The necessity therefore of understanding the institutional environment within which small-scale hydropower projects would be implemented, in order to navigate through the complex maze of South Africa?s vertically- and horizontally co-ordinated Government architecture, is important. It was hypothesised that South Africa?s robust legislative-, policy- and planning architecture would allow socially driven stand-alone, small-scale hydropower projects with mini-grids, to provide electricity to those sparsely populated areas with low demand potential where it is not economically feasible to provide grid connected electricity.
The primary objective of the research was to develop an institutional roadmap illustrating potential approaches for the implementation of small-scale hydropower electricity generation and distribution projects within the ambit of South Africa?s complex legislative-, policy- and planning environment; towards achieving an accelerated rate of delivery of non-grid electrification connections in the deep rural areas of South Africa.
The Study considered National Government planning- and legislation across sectors that have an influence on rural electrification projects, as well as the point where all the national planning, legislation, policies and strategies are to be implemented and operationalised at Local Government level.

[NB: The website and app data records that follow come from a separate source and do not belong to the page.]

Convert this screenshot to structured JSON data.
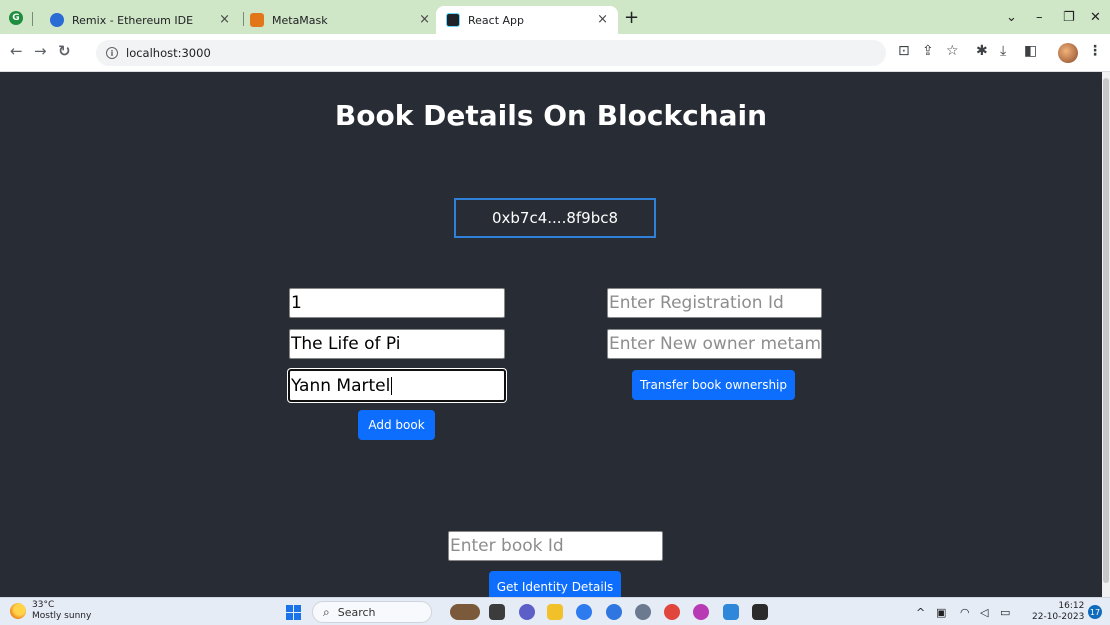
{
  "browser": {
    "profile_badge": "G",
    "tabs": [
      {
        "title": "Remix - Ethereum IDE",
        "icon": "remix-icon"
      },
      {
        "title": "MetaMask",
        "icon": "metamask-fox-icon"
      },
      {
        "title": "React App",
        "icon": "react-icon"
      }
    ],
    "close_glyph": "×",
    "new_tab_glyph": "+",
    "url": "localhost:3000",
    "info_glyph": "i"
  },
  "page": {
    "title": "Book Details On Blockchain",
    "account_address": "0xb7c4....8f9bc8",
    "add_form": {
      "book_id_value": "1",
      "book_name_value": "The Life of Pi",
      "author_value": "Yann Martel",
      "add_button": "Add book"
    },
    "transfer_form": {
      "registration_placeholder": "Enter Registration Id",
      "new_owner_placeholder": "Enter New owner metamask address",
      "transfer_button": "Transfer book ownership"
    },
    "identity_form": {
      "book_id_placeholder": "Enter book Id",
      "get_button": "Get Identity Details"
    }
  },
  "taskbar": {
    "temperature": "33°C",
    "weather": "Mostly sunny",
    "search_label": "Search",
    "time": "16:12",
    "date": "22-10-2023",
    "notification_count": "17"
  },
  "colors": {
    "page_bg": "#282c34",
    "primary_button": "#0d6efd",
    "address_border": "#2f80d8",
    "tabstrip_bg": "#cfe6c7"
  }
}
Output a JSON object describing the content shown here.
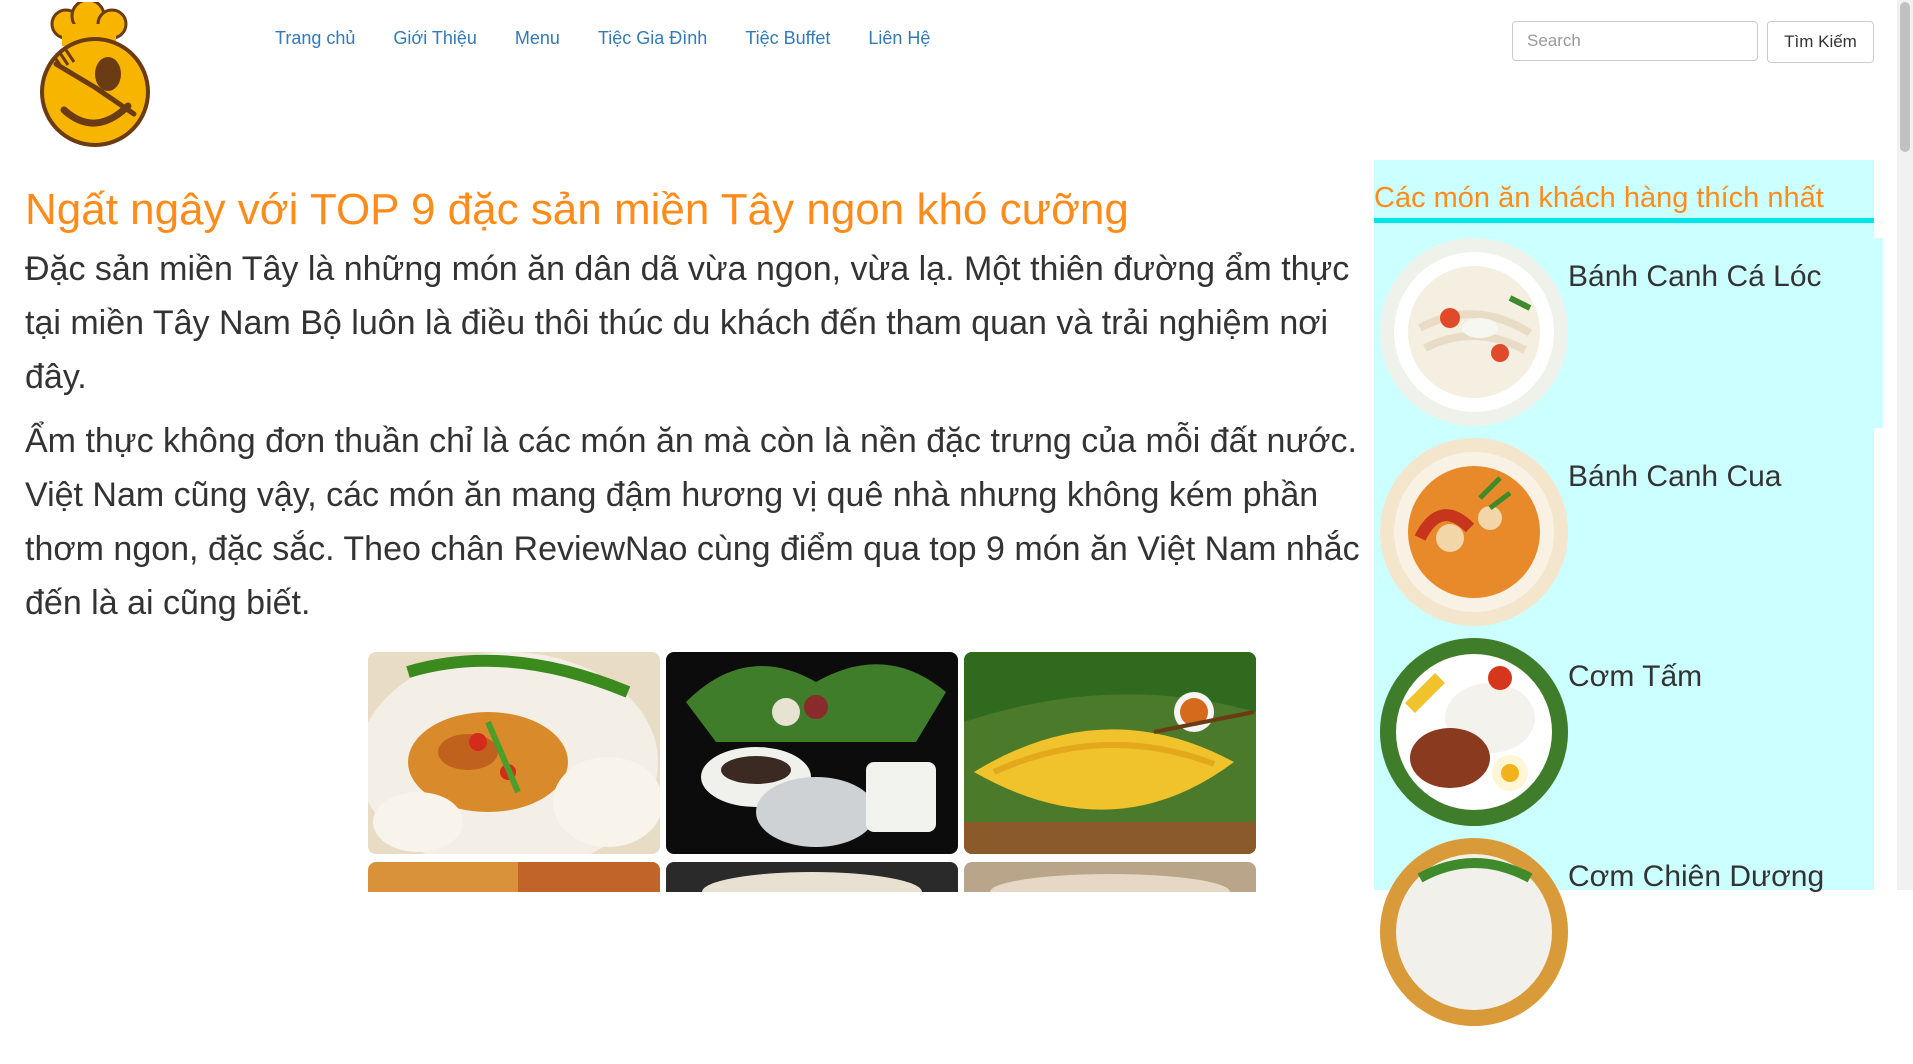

This institutional setting within which rural electrification projects in South Africa would need to be implemented, is applied to analyse ownership and operator model options, specifically focussed on small-scale hydropower projects with a mini-grid distribution system.
The outcome of the Study showed that within the ambit of South Africa?s current legislative-, policy- and planning environment in South Africa, potential approaches to opportunities exist to implement socially driven, small-scale hydropower projects, as part of the ?New Household Electrification Strategy?.
Dissertation (MEng)--University of Pretoria, 2016.